So I hopped on my bike and rode the 50 long miles to the boatyard on the weekend to seal some deck leaks (round the samson post and baby-stay chainplate), charge the batteries, shut the sea-cocks, install a wind-vane and antenna on the mast-head and do some surgery on the toe-rail and the deck where a wiggly stanchion post sits. Not major jobs you would think but having the mast sitting horizontally on the deck, a few metres above the ground doesn't really help. In any case I managed to do everything I had planned for so the boat could finally return to the its element after two years on the hard.

At the time I'm writing this, Ting-a-Ling must be floating (hopefully) on the river Crouch in Essex but unfortunately I couldn't be there for the launch and haven't called the boatyard to check but I hope everything went smoothly. I can't wait to get there but some prior arrangements for this weekend means that I'll have to wait for another week before I get to see her.

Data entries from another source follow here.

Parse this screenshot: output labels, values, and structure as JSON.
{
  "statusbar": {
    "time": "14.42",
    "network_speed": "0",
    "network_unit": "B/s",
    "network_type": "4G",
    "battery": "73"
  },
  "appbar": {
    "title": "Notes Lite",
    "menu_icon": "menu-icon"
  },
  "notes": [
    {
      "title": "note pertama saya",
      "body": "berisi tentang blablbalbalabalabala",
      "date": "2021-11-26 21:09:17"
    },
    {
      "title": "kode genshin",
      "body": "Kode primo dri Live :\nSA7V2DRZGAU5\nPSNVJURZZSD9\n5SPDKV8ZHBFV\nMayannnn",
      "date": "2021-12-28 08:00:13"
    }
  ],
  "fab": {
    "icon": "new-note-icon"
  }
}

I still have to fit all the running rigging and god knows if I remember how to do that but that's hardly a problem - I'm sure some of the good fellas around - if anyone is still out there by early October - will show me the ropes if need be.

Of course, the work will continue but perhaps on a more leisurely pace.

Friday, 14 September 2012

Wednesday, 15 August 2012

Long overdue update

I spent two weekends on the boat doing work in the past month. My new strategy revolves around this objective right now: "Get the boat on the bloody water and do some sailing". So no more attention to detail here - I realised that at the pace I'm working on the boat it will take me ages (years literally) to get it into the shape I would like it to be. It's just not gonna happen and I should just settle for less, i.e. a boat that doesn't look great but is seaworthy enough for light sailing.

The only thing missing right now is an echo sounder. There are two on the boat but none seems to be working. Once that is doen, the boat is good to go. Of course, it is almost September now and I've missed one more sailing season. But I intend to sail well into the winter to catch up.

get feed